Work instructions:
Please set down the data word for word; images do not go in the copy.

##### Data supplied #####

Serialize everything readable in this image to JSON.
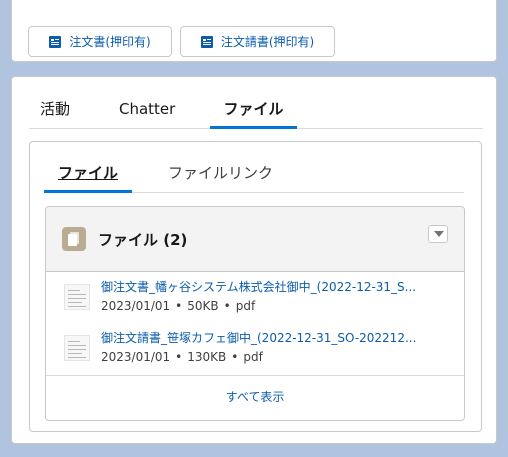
{
  "actions": {
    "order_form_label": "注文書(押印有)",
    "order_request_form_label": "注文請書(押印有)",
    "icon": "document-icon"
  },
  "tabs": [
    {
      "label": "活動"
    },
    {
      "label": "Chatter"
    },
    {
      "label": "ファイル",
      "active": true
    }
  ],
  "subtabs": [
    {
      "label": "ファイル",
      "active": true
    },
    {
      "label": "ファイルリンク"
    }
  ],
  "files_panel": {
    "title": "ファイル (2)",
    "icon": "files-icon",
    "items": [
      {
        "title": "御注文書_幡ヶ谷システム株式会社御中_(2022-12-31_S...",
        "date": "2023/01/01",
        "size": "50KB",
        "type": "pdf"
      },
      {
        "title": "御注文請書_笹塚カフェ御中_(2022-12-31_SO-202212...",
        "date": "2023/01/01",
        "size": "130KB",
        "type": "pdf"
      }
    ],
    "view_all": "すべて表示"
  },
  "colors": {
    "accent": "#0176d3",
    "link": "#0b5cab",
    "background": "#b0c4df"
  }
}
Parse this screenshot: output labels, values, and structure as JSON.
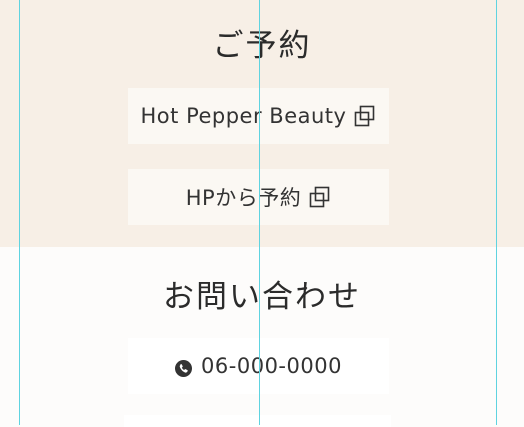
{
  "reserve": {
    "title": "ご予約",
    "hotpepper_label": "Hot Pepper Beauty",
    "hp_label": "HPから予約",
    "external_icon": "external-link-icon"
  },
  "contact": {
    "title": "お問い合わせ",
    "phone_label": "06-000-0000",
    "phone_icon": "phone-icon"
  },
  "colors": {
    "reserve_bg": "#f7efe6",
    "contact_bg": "#fdfcfb",
    "button_bg": "#fbf8f3",
    "guide_line": "#5fd3e0",
    "text": "#333333"
  }
}
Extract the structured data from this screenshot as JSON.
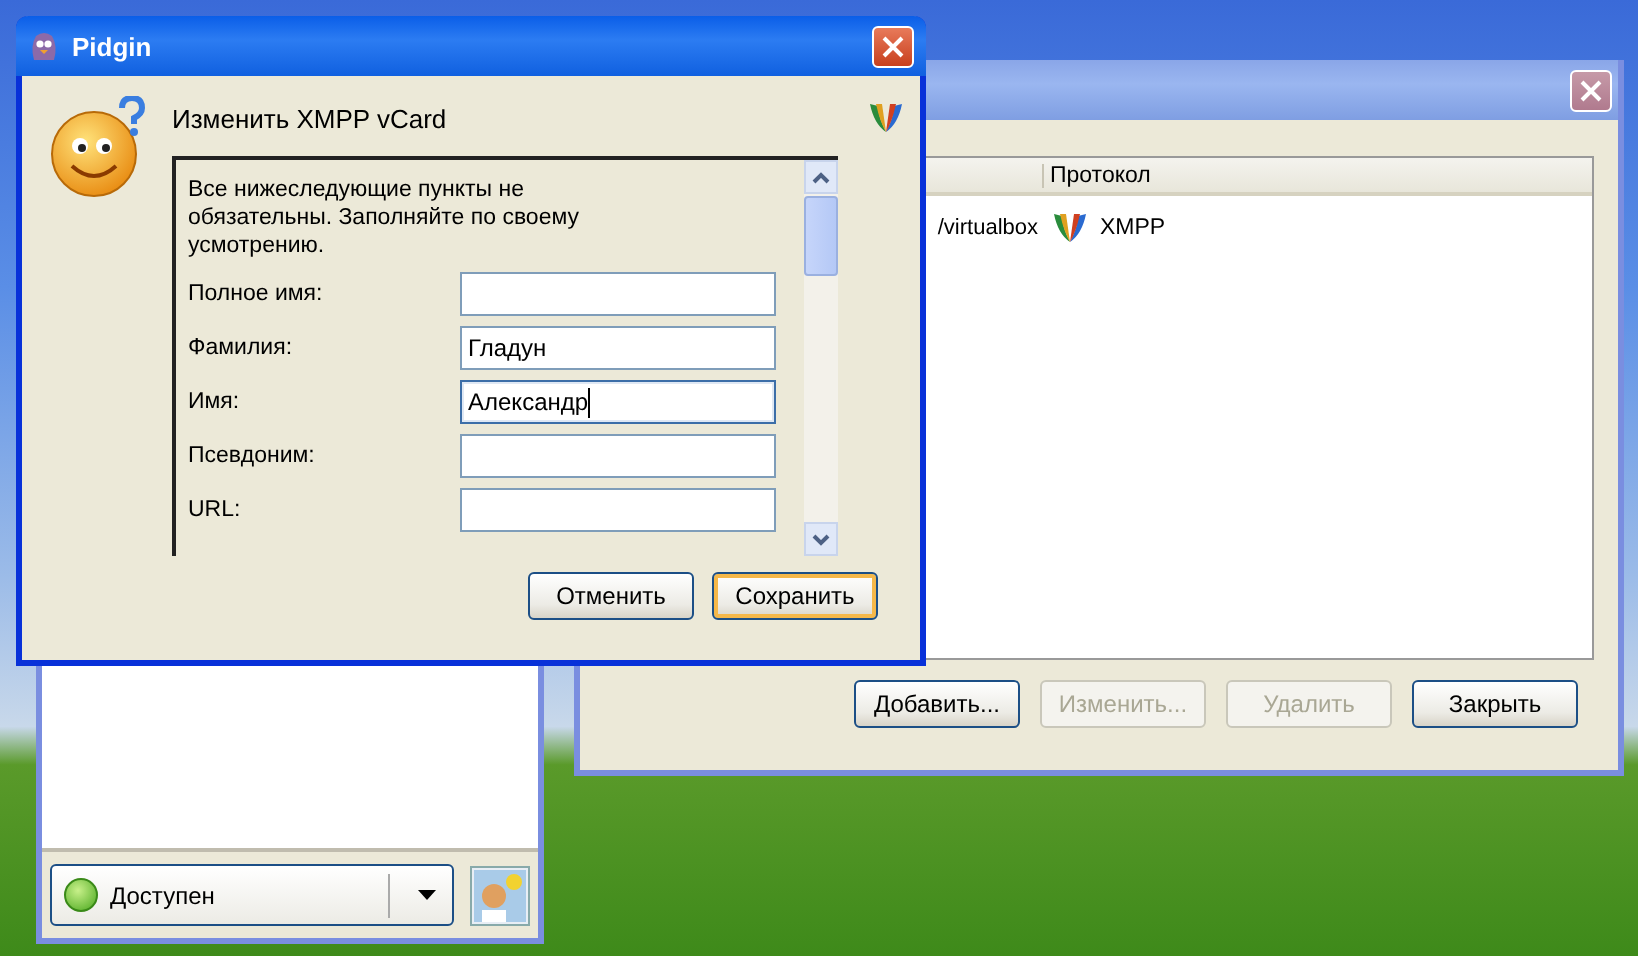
{
  "buddy_list": {
    "status": {
      "label": "Доступен"
    }
  },
  "accounts_window": {
    "columns": [
      "Протокол"
    ],
    "rows": [
      {
        "column_1": "/virtualbox",
        "protocol": "XMPP"
      }
    ],
    "buttons": [
      {
        "label": "Добавить...",
        "disabled": false
      },
      {
        "label": "Изменить...",
        "disabled": true
      },
      {
        "label": "Удалить",
        "disabled": true
      },
      {
        "label": "Закрыть",
        "disabled": false
      }
    ]
  },
  "dialog": {
    "title": "Pidgin",
    "heading": "Изменить XMPP vCard",
    "intro": "Все нижеследующие пункты не обязательны. Заполняйте по своему усмотрению.",
    "fields": [
      {
        "label": "Полное имя:",
        "focused": false
      },
      {
        "label": "Фамилия:",
        "value": "Гладун",
        "focused": false
      },
      {
        "label": "Имя:",
        "value": "Александр",
        "focused": true
      },
      {
        "label": "Псевдоним:",
        "focused": false
      },
      {
        "label": "URL:",
        "focused": false
      }
    ],
    "buttons": [
      {
        "label": "Отменить",
        "default": false
      },
      {
        "label": "Сохранить",
        "default": true
      }
    ]
  }
}
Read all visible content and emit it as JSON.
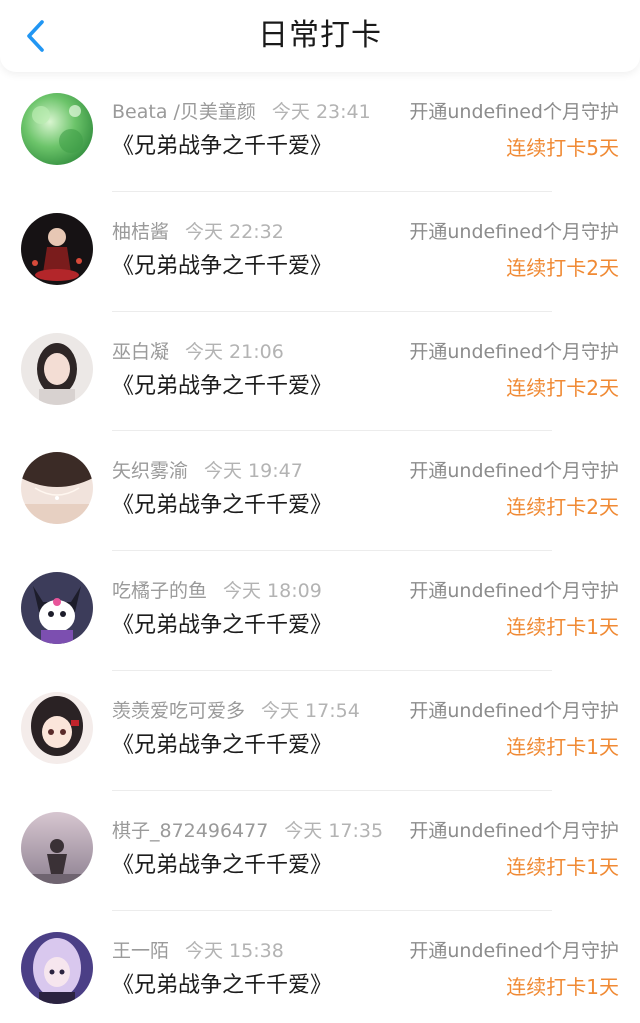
{
  "header": {
    "title": "日常打卡",
    "back_icon": "chevron-left-icon",
    "accent_color": "#2196f3"
  },
  "streak_color": "#f08a34",
  "entries": [
    {
      "user": "Beata /贝美童颜",
      "time": "今天 23:41",
      "guard": "开通undefined个月守护",
      "title": "《兄弟战争之千千爱》",
      "streak": "连续打卡5天"
    },
    {
      "user": "柚桔酱",
      "time": "今天 22:32",
      "guard": "开通undefined个月守护",
      "title": "《兄弟战争之千千爱》",
      "streak": "连续打卡2天"
    },
    {
      "user": "巫白凝",
      "time": "今天 21:06",
      "guard": "开通undefined个月守护",
      "title": "《兄弟战争之千千爱》",
      "streak": "连续打卡2天"
    },
    {
      "user": "矢织雾渝",
      "time": "今天 19:47",
      "guard": "开通undefined个月守护",
      "title": "《兄弟战争之千千爱》",
      "streak": "连续打卡2天"
    },
    {
      "user": "吃橘子的鱼",
      "time": "今天 18:09",
      "guard": "开通undefined个月守护",
      "title": "《兄弟战争之千千爱》",
      "streak": "连续打卡1天"
    },
    {
      "user": "羡羡爱吃可爱多",
      "time": "今天 17:54",
      "guard": "开通undefined个月守护",
      "title": "《兄弟战争之千千爱》",
      "streak": "连续打卡1天"
    },
    {
      "user": "棋子_872496477",
      "time": "今天 17:35",
      "guard": "开通undefined个月守护",
      "title": "《兄弟战争之千千爱》",
      "streak": "连续打卡1天"
    },
    {
      "user": "王一陌",
      "time": "今天 15:38",
      "guard": "开通undefined个月守护",
      "title": "《兄弟战争之千千爱》",
      "streak": "连续打卡1天"
    }
  ]
}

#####

Your solution:
Serialize everything readable in this image to JSON.
{
  "actions": {
    "order_form_label": "注文書(押印有)",
    "order_request_form_label": "注文請書(押印有)",
    "icon": "document-icon"
  },
  "tabs": [
    {
      "label": "活動"
    },
    {
      "label": "Chatter"
    },
    {
      "label": "ファイル",
      "active": true
    }
  ],
  "subtabs": [
    {
      "label": "ファイル",
      "active": true
    },
    {
      "label": "ファイルリンク"
    }
  ],
  "files_panel": {
    "title": "ファイル (2)",
    "icon": "files-icon",
    "items": [
      {
        "title": "御注文書_幡ヶ谷システム株式会社御中_(2022-12-31_S...",
        "date": "2023/01/01",
        "size": "50KB",
        "type": "pdf"
      },
      {
        "title": "御注文請書_笹塚カフェ御中_(2022-12-31_SO-202212...",
        "date": "2023/01/01",
        "size": "130KB",
        "type": "pdf"
      }
    ],
    "view_all": "すべて表示"
  },
  "colors": {
    "accent": "#0176d3",
    "link": "#0b5cab",
    "background": "#b0c4df"
  }
}
Parse this screenshot: output labels, values, and structure as JSON.
{
  "reserve": {
    "title": "ご予約",
    "hotpepper_label": "Hot Pepper Beauty",
    "hp_label": "HPから予約",
    "external_icon": "external-link-icon"
  },
  "contact": {
    "title": "お問い合わせ",
    "phone_label": "06-000-0000",
    "phone_icon": "phone-icon"
  },
  "colors": {
    "reserve_bg": "#f7efe6",
    "contact_bg": "#fdfcfb",
    "button_bg": "#fbf8f3",
    "guide_line": "#5fd3e0",
    "text": "#333333"
  }
}
Extract the structured data from this screenshot as JSON.
{
  "buddy_list": {
    "status": {
      "label": "Доступен"
    }
  },
  "accounts_window": {
    "columns": [
      "Протокол"
    ],
    "rows": [
      {
        "column_1": "/virtualbox",
        "protocol": "XMPP"
      }
    ],
    "buttons": [
      {
        "label": "Добавить...",
        "disabled": false
      },
      {
        "label": "Изменить...",
        "disabled": true
      },
      {
        "label": "Удалить",
        "disabled": true
      },
      {
        "label": "Закрыть",
        "disabled": false
      }
    ]
  },
  "dialog": {
    "title": "Pidgin",
    "heading": "Изменить XMPP vCard",
    "intro": "Все нижеследующие пункты не обязательны. Заполняйте по своему усмотрению.",
    "fields": [
      {
        "label": "Полное имя:",
        "focused": false
      },
      {
        "label": "Фамилия:",
        "value": "Гладун",
        "focused": false
      },
      {
        "label": "Имя:",
        "value": "Александр",
        "focused": true
      },
      {
        "label": "Псевдоним:",
        "focused": false
      },
      {
        "label": "URL:",
        "focused": false
      }
    ],
    "buttons": [
      {
        "label": "Отменить",
        "default": false
      },
      {
        "label": "Сохранить",
        "default": true
      }
    ]
  }
}
Read all visible content and emit it as JSON.
{
  "header": {
    "title": "日常打卡",
    "back_icon": "chevron-left-icon",
    "accent_color": "#2196f3"
  },
  "streak_color": "#f08a34",
  "entries": [
    {
      "user": "Beata /贝美童颜",
      "time": "今天 23:41",
      "guard": "开通undefined个月守护",
      "title": "《兄弟战争之千千爱》",
      "streak": "连续打卡5天"
    },
    {
      "user": "柚桔酱",
      "time": "今天 22:32",
      "guard": "开通undefined个月守护",
      "title": "《兄弟战争之千千爱》",
      "streak": "连续打卡2天"
    },
    {
      "user": "巫白凝",
      "time": "今天 21:06",
      "guard": "开通undefined个月守护",
      "title": "《兄弟战争之千千爱》",
      "streak": "连续打卡2天"
    },
    {
      "user": "矢织雾渝",
      "time": "今天 19:47",
      "guard": "开通undefined个月守护",
      "title": "《兄弟战争之千千爱》",
      "streak": "连续打卡2天"
    },
    {
      "user": "吃橘子的鱼",
      "time": "今天 18:09",
      "guard": "开通undefined个月守护",
      "title": "《兄弟战争之千千爱》",
      "streak": "连续打卡1天"
    },
    {
      "user": "羡羡爱吃可爱多",
      "time": "今天 17:54",
      "guard": "开通undefined个月守护",
      "title": "《兄弟战争之千千爱》",
      "streak": "连续打卡1天"
    },
    {
      "user": "棋子_872496477",
      "time": "今天 17:35",
      "guard": "开通undefined个月守护",
      "title": "《兄弟战争之千千爱》",
      "streak": "连续打卡1天"
    },
    {
      "user": "王一陌",
      "time": "今天 15:38",
      "guard": "开通undefined个月守护",
      "title": "《兄弟战争之千千爱》",
      "streak": "连续打卡1天"
    }
  ]
}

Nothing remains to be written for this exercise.